# Fraction Trains

Purpose

These exercises and activities are for students to use independently of the teacher to practice number properties.

Achievement Objectives
NA3-1: Use a range of additive and simple multiplicative strategies with whole numbers, fractions, decimals, and percentages.
NA3-1: Use a range of additive and simple multiplicative strategies with whole numbers, fractions, decimals, and percentages.
NA3-5: Know fractions and percentages in everyday use.
NA3-5: Know fractions and percentages in everyday use.
Specific Learning Outcomes
• Identify that multiples of the denominator indicate that a fraction can be renamed as a whole number
• Convert improper fractions to mixed numbers
Description of Mathematics

Proportions and Ratios, AA (Stage 6)

Required Resource Materials
Practice exercises with answers (PDF or Word)

Homework with answers (PDF or Word)

Activity

### Prior knowledge.

• Recognise and explain the symbols for mixed numbers and improper fractions

### Background

Remember that students who have not reached stage 6 in the "basic facts" domain have not learned all of their basic multiplication facts, and are at stage 7 in this domain to be able to use these to solve division problems. This means they may not be able to develop the 'standard' division method for converting improper fractions to mixed numbers. However, their knowledge of skip counting should allow them to identify that É can all be renamed as whole numbers, and use this knowledge for the conversion.

Exercise 1
Asks students to work out how many halves, quarters, thirds, and fifths are in whoel numbers. For example, how many one-third carriages are in 4 carriage trains.

Exercise 2
Asks students to work out how many wholes are represented by a number of parts.  For example, a train is made up of 35 one-fifth carriages.  How many whole carriages does the train have?

Exercise 3
Asks students to work out how many wholes are left overs are represented by a number of parts.  For example, a train has 19 one-quarter carriages, how many whole carriages and how many left overs are there?

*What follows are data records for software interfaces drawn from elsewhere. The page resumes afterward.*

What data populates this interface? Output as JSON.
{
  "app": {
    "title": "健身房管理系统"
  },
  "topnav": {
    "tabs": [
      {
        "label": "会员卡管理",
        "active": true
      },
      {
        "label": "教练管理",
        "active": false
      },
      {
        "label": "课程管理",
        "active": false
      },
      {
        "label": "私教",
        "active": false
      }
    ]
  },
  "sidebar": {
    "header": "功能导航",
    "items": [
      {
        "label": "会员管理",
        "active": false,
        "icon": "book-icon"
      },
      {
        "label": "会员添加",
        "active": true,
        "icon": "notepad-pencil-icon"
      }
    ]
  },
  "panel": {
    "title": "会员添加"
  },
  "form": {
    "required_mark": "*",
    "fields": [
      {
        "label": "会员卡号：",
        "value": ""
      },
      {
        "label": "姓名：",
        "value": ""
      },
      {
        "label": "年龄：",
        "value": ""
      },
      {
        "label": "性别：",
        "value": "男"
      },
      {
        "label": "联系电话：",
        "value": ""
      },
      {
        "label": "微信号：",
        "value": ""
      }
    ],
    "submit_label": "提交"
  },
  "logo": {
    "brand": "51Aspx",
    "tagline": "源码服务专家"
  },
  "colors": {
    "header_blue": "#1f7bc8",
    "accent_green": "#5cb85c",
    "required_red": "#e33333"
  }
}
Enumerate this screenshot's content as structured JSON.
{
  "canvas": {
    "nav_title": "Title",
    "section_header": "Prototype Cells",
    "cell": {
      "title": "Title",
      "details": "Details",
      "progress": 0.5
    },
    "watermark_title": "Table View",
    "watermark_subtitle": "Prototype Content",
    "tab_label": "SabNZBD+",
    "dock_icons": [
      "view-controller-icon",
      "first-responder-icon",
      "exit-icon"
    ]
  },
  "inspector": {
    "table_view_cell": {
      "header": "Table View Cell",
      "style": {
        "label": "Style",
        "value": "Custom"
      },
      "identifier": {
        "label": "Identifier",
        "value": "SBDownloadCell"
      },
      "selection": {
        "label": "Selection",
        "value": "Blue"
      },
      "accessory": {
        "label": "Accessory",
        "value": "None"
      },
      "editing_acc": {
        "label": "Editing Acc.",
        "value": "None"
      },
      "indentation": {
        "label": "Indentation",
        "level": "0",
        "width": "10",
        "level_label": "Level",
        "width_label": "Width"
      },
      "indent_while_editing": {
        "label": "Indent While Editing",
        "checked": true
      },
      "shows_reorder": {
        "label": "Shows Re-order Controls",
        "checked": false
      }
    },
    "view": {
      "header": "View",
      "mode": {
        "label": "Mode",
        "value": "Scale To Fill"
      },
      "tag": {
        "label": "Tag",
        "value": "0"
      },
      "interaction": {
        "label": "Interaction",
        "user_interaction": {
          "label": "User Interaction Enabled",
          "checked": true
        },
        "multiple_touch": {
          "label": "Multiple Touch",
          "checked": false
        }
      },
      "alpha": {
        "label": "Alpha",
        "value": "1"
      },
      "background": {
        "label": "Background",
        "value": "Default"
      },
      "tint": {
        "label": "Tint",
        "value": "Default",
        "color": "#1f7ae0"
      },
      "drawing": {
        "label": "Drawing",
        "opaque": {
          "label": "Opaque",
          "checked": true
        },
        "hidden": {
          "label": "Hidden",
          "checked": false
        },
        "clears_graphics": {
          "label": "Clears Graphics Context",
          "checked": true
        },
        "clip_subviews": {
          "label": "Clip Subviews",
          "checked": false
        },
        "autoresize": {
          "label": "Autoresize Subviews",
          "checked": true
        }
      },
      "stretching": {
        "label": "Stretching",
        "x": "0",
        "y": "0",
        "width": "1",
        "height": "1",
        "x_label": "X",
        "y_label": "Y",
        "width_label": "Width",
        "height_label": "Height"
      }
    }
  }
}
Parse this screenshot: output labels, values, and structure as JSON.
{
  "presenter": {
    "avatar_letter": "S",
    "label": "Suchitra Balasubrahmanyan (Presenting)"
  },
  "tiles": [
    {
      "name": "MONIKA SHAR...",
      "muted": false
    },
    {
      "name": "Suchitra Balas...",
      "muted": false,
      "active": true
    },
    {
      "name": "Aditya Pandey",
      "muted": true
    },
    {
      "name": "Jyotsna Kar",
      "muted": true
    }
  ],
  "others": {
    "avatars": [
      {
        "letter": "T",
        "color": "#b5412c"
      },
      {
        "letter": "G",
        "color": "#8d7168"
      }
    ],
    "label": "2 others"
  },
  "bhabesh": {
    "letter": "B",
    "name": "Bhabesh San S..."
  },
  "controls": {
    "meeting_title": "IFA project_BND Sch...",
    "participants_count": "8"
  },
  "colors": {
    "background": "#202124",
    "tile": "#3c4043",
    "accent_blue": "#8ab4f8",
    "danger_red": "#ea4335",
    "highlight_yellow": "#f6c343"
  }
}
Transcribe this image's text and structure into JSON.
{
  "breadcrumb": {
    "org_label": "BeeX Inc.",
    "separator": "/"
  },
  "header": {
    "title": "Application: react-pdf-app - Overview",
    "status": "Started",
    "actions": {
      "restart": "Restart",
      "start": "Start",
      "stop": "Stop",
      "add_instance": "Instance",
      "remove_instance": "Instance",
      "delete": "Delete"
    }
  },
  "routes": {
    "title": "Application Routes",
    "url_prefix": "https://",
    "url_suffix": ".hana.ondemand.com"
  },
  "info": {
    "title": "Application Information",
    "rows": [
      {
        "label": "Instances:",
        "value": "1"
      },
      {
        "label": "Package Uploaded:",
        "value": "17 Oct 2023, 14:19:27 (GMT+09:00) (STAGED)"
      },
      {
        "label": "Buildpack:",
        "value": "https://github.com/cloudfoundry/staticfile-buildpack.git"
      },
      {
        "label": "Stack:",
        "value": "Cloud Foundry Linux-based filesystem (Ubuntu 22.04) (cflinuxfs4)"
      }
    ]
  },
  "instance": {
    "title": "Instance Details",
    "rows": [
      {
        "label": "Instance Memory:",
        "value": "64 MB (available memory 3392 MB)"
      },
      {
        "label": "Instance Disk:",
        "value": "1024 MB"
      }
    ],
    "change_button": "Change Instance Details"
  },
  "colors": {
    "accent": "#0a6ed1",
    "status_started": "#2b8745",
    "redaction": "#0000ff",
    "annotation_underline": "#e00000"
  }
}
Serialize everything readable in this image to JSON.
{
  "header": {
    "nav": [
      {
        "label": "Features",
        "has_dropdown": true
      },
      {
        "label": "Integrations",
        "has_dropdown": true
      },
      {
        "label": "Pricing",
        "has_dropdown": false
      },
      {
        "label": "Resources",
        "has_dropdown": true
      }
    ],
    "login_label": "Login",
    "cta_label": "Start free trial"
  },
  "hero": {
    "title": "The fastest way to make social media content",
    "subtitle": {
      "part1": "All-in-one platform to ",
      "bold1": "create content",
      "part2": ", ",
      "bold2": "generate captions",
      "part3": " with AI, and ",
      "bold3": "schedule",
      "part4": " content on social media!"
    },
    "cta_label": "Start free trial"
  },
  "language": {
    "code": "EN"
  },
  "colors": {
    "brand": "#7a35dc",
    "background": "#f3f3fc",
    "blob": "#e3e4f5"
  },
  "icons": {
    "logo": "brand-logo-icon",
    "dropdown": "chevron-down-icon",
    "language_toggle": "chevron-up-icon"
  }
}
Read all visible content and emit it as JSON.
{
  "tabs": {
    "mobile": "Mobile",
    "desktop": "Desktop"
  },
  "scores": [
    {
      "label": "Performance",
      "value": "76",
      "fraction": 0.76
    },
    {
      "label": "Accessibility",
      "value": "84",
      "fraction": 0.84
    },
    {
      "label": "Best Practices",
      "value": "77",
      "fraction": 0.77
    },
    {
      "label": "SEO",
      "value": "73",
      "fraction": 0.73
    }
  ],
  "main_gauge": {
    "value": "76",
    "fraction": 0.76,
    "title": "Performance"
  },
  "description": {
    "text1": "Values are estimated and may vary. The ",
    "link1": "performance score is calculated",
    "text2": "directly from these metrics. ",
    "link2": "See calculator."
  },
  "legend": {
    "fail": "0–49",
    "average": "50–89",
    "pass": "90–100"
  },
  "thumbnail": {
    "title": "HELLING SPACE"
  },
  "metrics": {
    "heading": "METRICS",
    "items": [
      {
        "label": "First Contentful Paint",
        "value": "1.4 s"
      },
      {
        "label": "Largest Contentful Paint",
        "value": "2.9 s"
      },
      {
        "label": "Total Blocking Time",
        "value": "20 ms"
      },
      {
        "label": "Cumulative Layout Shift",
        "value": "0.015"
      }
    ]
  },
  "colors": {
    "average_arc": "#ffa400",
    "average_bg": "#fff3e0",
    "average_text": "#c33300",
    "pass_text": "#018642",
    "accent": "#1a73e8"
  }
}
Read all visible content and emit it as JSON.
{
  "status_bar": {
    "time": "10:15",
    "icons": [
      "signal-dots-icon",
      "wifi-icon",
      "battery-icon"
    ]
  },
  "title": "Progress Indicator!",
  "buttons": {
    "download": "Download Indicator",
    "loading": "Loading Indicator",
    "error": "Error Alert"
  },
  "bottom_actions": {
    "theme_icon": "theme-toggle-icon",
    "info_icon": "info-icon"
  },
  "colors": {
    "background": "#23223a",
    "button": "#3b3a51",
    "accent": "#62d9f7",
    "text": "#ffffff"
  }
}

Exercise 4
Asks students to change improper fractions to mixed numbers. For example, 5/2 = 2 1/2.